But someone looking to jump into the market now and expecting to make money by the time the calendar rolls over 2020 will need the following stars to align: positive U.S.-China trade talks, continued reluctance by the Federal Reserve to raise interest rates, and the economy and corporate profits to stay out of recession, just to name three.
The market was in a funk during the fourth quarter of 2018 that began with Fed fears and ended with a blowout selling frenzy that resulted in the worst Christmas Eve in Wall Street history.
Difficult as it was to endure, the late-2018 slide and the early 2019 rally may portend good things for investors the rest of the year.
"The quickness by which you've come out of the gate is uncommon. But January's irregularity is just as irregular as what we had in December," said Jim Paulsen, chief investment strategist at the Leuthold Group. "I don't remember another December in my 36 [professional] years that was like that, ever. It was weird and odd and January is equally so, and I think they're not unrelated in some sense."
Some of the factors that Paulsen sees contributing to a constructive outlook include monetary and fiscal stimulus, more reasonable stock valuations and low inflation, particularly at the gas pump.

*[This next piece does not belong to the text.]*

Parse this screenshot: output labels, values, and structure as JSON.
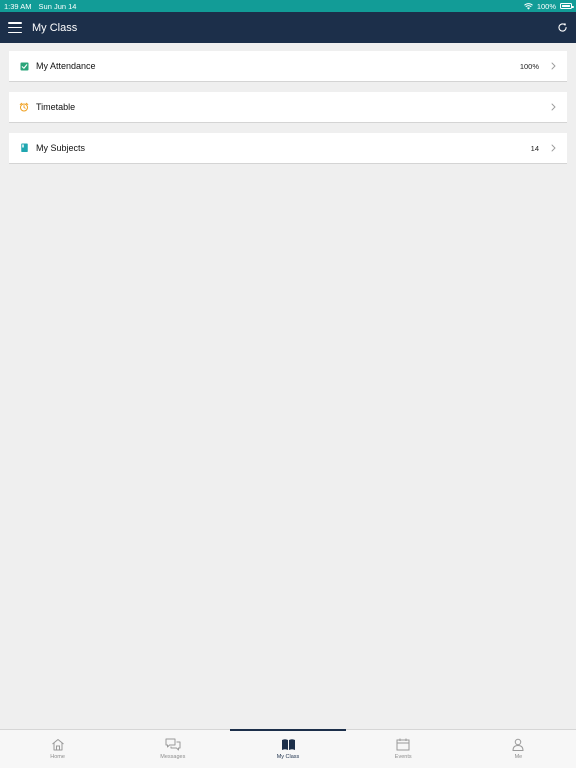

"I don't think it's going to keep up the pace it's going. I wouldn't be surprised at a healthy pullback that scares people again," he said of the broader market. "But I just think the fundamentals are there, with a better market valuation, much more competitive yields, much more fiscal and monetary support, and a gut-check in sentiment."
The obstacles remain, though.
For one, corporate America could be heading into its first negative earnings quarter since the second quarter of 2016. Multiple expansion, which helped propel most of the bull market run, is likely over, meaning companies are going to have to start growing revenue.
Investors will be hoping that a stronger economy can help make up for earnings weakness.
"Although the peak earnings growth rate for this economic expansion is almost certainly behind us, profit growth peaks have historically been followed by several years of economic growth and stock market gains," John Lynch, chief investment strategist at LPL Financial, said in a note. "We believe the earnings outlook is strong enough to support solid gains for stocks over the balance of 2019" and the firm is sticking to its 3,000 price target for the S&P 500, implying 9.3 percent upside from Thursday's close. The median price target on Wall Street this year is 2,950, or about 7.5 percent higher.
Lindsey Bell, investment strategist at CFRA, thinks the markets and earnings picture will need a boost from geopolitics, namely a positive resolution to the U.S.-China trade talks.
"A reduction in tariffs or a better-than-expected trade deal with China could quickly push the market higher because it would result in much better-than-expected economic and earnings growth around the globe," she wrote. "A worse-than-expected outcome would likely push the market lower as growth expectations continue to be ratcheted lower."
But Paulsen cautioned about the implications of the tariff talks.
President Donald Trump has been pushing for a reduction in the U.S. trade deficit, which was $49.3 billion in October. But Paulsen said reductions in imports have traditionally come with a weakening economy and a down stock market.
That highlights just one of the obstacles for investors late to the market rally.
"If you've been in cash and you want to throw it all in, I certainly wouldn't do that," Paulsen said. "But I think it's OK to be overtilted to the positive side."